10th Went out to the store of Lee & Watson this morning. Mr. Moore (Jim) Mr. J. Jacocks, and the 3 Misses Cotton rode out in fine style carriage & four.
I understand that Mr. Jacocks is paying attention to Miss Margaret Cotton.
Mr. Walton looking bad has had 2 or 3 chills since kicked by Miss Mary E. Cotton.
Dr. R. Smith came up this evening to see Mr. Bryan and reports Windsor healthier. We have no rain. This evening and from appearance I should think in general it is a slow rain, steady and one that will benefit the farming very much I hope. No sickness
1854 September 13 This evening at the residence of Mrs. Cotton. Miss Mary E. Cotton and Major Garrett were married also at the same time and place Miss Margaret Cotton and Mr. Jessie Jacocks by the Rev. Mr. Bronson.
The happy couples left this evening for a northern trip. Quite a large party. Dancing last night and today. Sic Tempus. rain this evening.
Mr. And Mrs. Cotton were blessed with a fine daughter the 27th 12 ¬Ω oclock.
Jan 1856 very cold commenced about the 5th & continues some time ‚Ä¶ Jno Freeman having walked out after night about the middle of last month was astonished by a fire in the rear which fortunately did not kill him but proved a very serious burn; he has sold out his possession to W.T. Smallwood. Will remove to Norfolk.

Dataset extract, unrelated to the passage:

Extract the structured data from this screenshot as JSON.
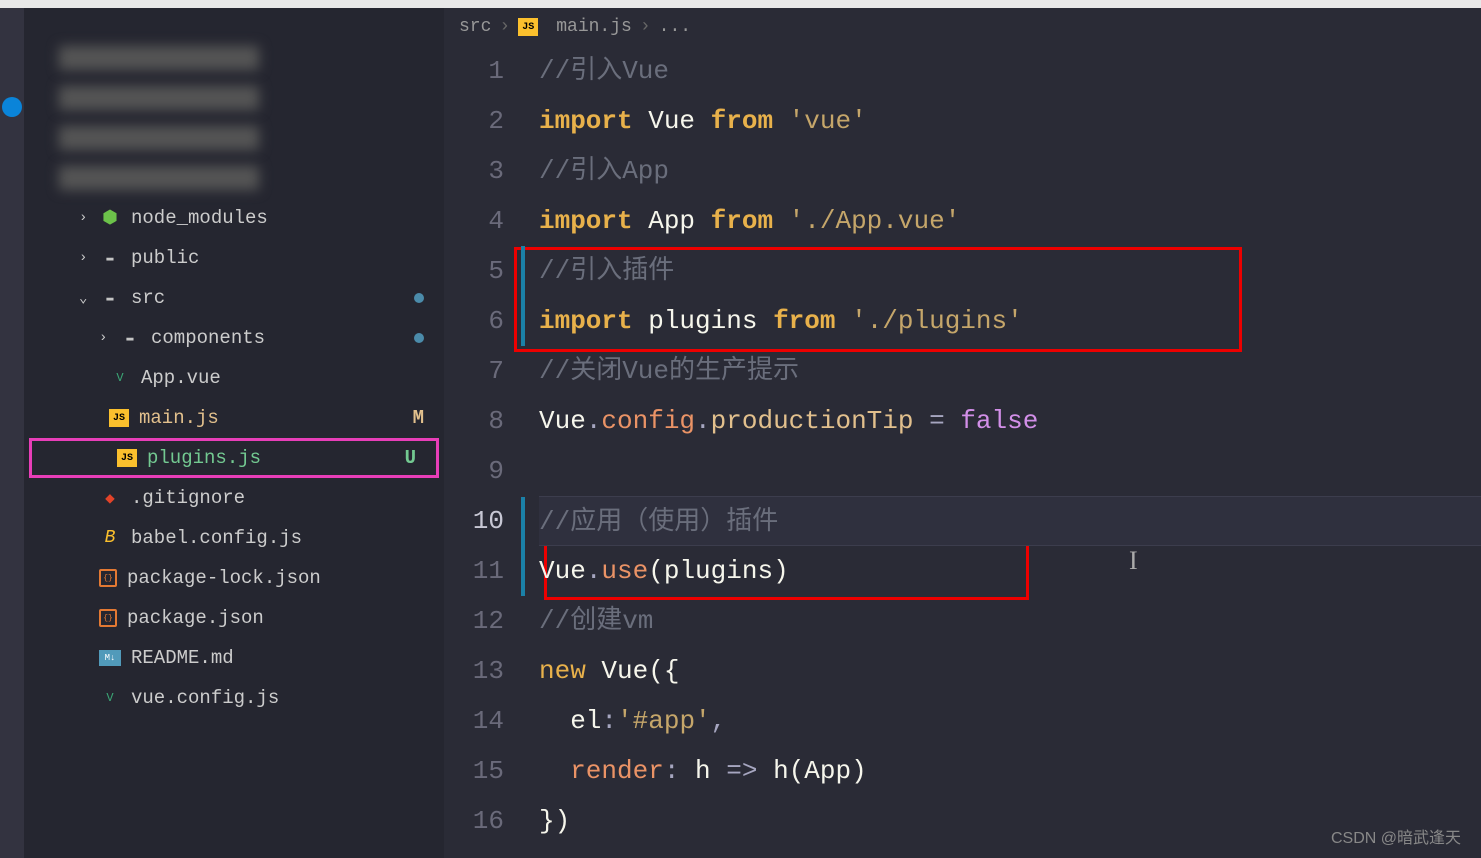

June 4th. Mr. William Walton of this place was married this day to Miss Susan Whitly of Martin Co. Will give a party tonight to his friends
5th The party at Brittons was largely attended. Dancing and connunization was kept up until a late hour and all went home well pleased.